PROBLEM REQUIREMENTS — The records appear below. Repeat them exactly.

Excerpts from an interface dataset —
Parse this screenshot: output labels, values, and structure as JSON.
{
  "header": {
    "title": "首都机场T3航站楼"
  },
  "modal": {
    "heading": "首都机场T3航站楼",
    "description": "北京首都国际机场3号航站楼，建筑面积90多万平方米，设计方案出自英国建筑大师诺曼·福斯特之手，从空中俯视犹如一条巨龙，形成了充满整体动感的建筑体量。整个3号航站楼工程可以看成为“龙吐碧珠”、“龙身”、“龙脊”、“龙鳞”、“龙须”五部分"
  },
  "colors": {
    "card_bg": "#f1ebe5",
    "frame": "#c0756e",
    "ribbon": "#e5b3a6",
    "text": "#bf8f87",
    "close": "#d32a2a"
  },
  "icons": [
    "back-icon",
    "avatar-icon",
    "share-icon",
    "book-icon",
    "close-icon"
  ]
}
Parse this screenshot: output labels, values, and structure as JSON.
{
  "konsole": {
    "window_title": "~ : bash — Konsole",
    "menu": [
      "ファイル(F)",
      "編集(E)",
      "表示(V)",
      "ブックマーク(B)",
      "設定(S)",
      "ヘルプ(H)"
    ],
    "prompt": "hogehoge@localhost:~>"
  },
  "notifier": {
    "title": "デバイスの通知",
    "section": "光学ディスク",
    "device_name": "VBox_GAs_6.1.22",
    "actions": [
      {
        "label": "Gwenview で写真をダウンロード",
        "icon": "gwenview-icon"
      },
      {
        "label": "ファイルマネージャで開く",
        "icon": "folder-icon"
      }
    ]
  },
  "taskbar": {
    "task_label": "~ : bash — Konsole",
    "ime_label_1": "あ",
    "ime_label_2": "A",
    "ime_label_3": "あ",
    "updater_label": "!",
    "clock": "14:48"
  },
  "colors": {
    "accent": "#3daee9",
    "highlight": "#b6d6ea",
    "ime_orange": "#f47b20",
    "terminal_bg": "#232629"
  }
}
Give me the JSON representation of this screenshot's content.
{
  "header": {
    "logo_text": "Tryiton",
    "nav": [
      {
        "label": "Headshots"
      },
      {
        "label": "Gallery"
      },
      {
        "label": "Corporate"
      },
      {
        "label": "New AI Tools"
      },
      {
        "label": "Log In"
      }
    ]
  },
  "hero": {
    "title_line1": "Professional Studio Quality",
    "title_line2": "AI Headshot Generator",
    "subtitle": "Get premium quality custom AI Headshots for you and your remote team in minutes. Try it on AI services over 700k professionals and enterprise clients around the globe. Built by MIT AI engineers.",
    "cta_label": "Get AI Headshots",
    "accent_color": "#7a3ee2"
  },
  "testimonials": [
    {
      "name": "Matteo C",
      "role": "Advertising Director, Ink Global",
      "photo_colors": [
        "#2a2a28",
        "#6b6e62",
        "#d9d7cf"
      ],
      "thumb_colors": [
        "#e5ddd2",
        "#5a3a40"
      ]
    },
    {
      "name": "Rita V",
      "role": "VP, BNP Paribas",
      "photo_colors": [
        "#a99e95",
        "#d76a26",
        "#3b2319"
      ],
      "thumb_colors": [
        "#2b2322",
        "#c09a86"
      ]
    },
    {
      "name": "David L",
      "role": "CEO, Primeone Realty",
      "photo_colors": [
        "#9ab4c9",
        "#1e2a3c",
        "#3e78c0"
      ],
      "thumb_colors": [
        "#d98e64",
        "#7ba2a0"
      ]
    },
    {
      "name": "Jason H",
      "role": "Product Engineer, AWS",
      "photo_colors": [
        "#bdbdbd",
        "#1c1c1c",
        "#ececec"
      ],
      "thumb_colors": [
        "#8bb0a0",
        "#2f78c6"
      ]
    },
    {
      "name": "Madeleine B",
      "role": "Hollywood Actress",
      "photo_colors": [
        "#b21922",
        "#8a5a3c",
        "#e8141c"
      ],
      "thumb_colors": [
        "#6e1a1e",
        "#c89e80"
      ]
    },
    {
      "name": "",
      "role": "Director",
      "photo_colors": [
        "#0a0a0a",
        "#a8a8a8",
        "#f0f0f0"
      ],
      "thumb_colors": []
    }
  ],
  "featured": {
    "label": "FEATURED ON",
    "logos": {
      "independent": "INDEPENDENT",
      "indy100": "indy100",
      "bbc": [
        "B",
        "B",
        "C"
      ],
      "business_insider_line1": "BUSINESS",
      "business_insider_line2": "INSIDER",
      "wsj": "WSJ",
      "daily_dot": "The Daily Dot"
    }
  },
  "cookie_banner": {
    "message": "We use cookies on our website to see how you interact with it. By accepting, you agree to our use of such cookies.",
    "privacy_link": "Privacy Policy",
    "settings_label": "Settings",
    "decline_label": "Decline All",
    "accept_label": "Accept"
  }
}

EXERCISE OUTPUT —
Parse this screenshot: output labels, values, and structure as JSON.
{
  "header": {
    "title": "首都机场T3航站楼"
  },
  "modal": {
    "heading": "首都机场T3航站楼",
    "description": "北京首都国际机场3号航站楼，建筑面积90多万平方米，设计方案出自英国建筑大师诺曼·福斯特之手，从空中俯视犹如一条巨龙，形成了充满整体动感的建筑体量。整个3号航站楼工程可以看成为“龙吐碧珠”、“龙身”、“龙脊”、“龙鳞”、“龙须”五部分"
  },
  "colors": {
    "card_bg": "#f1ebe5",
    "frame": "#c0756e",
    "ribbon": "#e5b3a6",
    "text": "#bf8f87",
    "close": "#d32a2a"
  },
  "icons": [
    "back-icon",
    "avatar-icon",
    "share-icon",
    "book-icon",
    "close-icon"
  ]
}
Parse this screenshot: output labels, values, and structure as JSON.
{
  "konsole": {
    "window_title": "~ : bash — Konsole",
    "menu": [
      "ファイル(F)",
      "編集(E)",
      "表示(V)",
      "ブックマーク(B)",
      "設定(S)",
      "ヘルプ(H)"
    ],
    "prompt": "hogehoge@localhost:~>"
  },
  "notifier": {
    "title": "デバイスの通知",
    "section": "光学ディスク",
    "device_name": "VBox_GAs_6.1.22",
    "actions": [
      {
        "label": "Gwenview で写真をダウンロード",
        "icon": "gwenview-icon"
      },
      {
        "label": "ファイルマネージャで開く",
        "icon": "folder-icon"
      }
    ]
  },
  "taskbar": {
    "task_label": "~ : bash — Konsole",
    "ime_label_1": "あ",
    "ime_label_2": "A",
    "ime_label_3": "あ",
    "updater_label": "!",
    "clock": "14:48"
  },
  "colors": {
    "accent": "#3daee9",
    "highlight": "#b6d6ea",
    "ime_orange": "#f47b20",
    "terminal_bg": "#232629"
  }
}
Give me the JSON representation of this screenshot's content.
{
  "header": {
    "logo_text": "Tryiton",
    "nav": [
      {
        "label": "Headshots"
      },
      {
        "label": "Gallery"
      },
      {
        "label": "Corporate"
      },
      {
        "label": "New AI Tools"
      },
      {
        "label": "Log In"
      }
    ]
  },
  "hero": {
    "title_line1": "Professional Studio Quality",
    "title_line2": "AI Headshot Generator",
    "subtitle": "Get premium quality custom AI Headshots for you and your remote team in minutes. Try it on AI services over 700k professionals and enterprise clients around the globe. Built by MIT AI engineers.",
    "cta_label": "Get AI Headshots",
    "accent_color": "#7a3ee2"
  },
  "testimonials": [
    {
      "name": "Matteo C",
      "role": "Advertising Director, Ink Global",
      "photo_colors": [
        "#2a2a28",
        "#6b6e62",
        "#d9d7cf"
      ],
      "thumb_colors": [
        "#e5ddd2",
        "#5a3a40"
      ]
    },
    {
      "name": "Rita V",
      "role": "VP, BNP Paribas",
      "photo_colors": [
        "#a99e95",
        "#d76a26",
        "#3b2319"
      ],
      "thumb_colors": [
        "#2b2322",
        "#c09a86"
      ]
    },
    {
      "name": "David L",
      "role": "CEO, Primeone Realty",
      "photo_colors": [
        "#9ab4c9",
        "#1e2a3c",
        "#3e78c0"
      ],
      "thumb_colors": [
        "#d98e64",
        "#7ba2a0"
      ]
    },
    {
      "name": "Jason H",
      "role": "Product Engineer, AWS",
      "photo_colors": [
        "#bdbdbd",
        "#1c1c1c",
        "#ececec"
      ],
      "thumb_colors": [
        "#8bb0a0",
        "#2f78c6"
      ]
    },
    {
      "name": "Madeleine B",
      "role": "Hollywood Actress",
      "photo_colors": [
        "#b21922",
        "#8a5a3c",
        "#e8141c"
      ],
      "thumb_colors": [
        "#6e1a1e",
        "#c89e80"
      ]
    },
    {
      "name": "",
      "role": "Director",
      "photo_colors": [
        "#0a0a0a",
        "#a8a8a8",
        "#f0f0f0"
      ],
      "thumb_colors": []
    }
  ],
  "featured": {
    "label": "FEATURED ON",
    "logos": {
      "independent": "INDEPENDENT",
      "indy100": "indy100",
      "bbc": [
        "B",
        "B",
        "C"
      ],
      "business_insider_line1": "BUSINESS",
      "business_insider_line2": "INSIDER",
      "wsj": "WSJ",
      "daily_dot": "The Daily Dot"
    }
  },
  "cookie_banner": {
    "message": "We use cookies on our website to see how you interact with it. By accepting, you agree to our use of such cookies.",
    "privacy_link": "Privacy Policy",
    "settings_label": "Settings",
    "decline_label": "Decline All",
    "accept_label": "Accept"
  }
}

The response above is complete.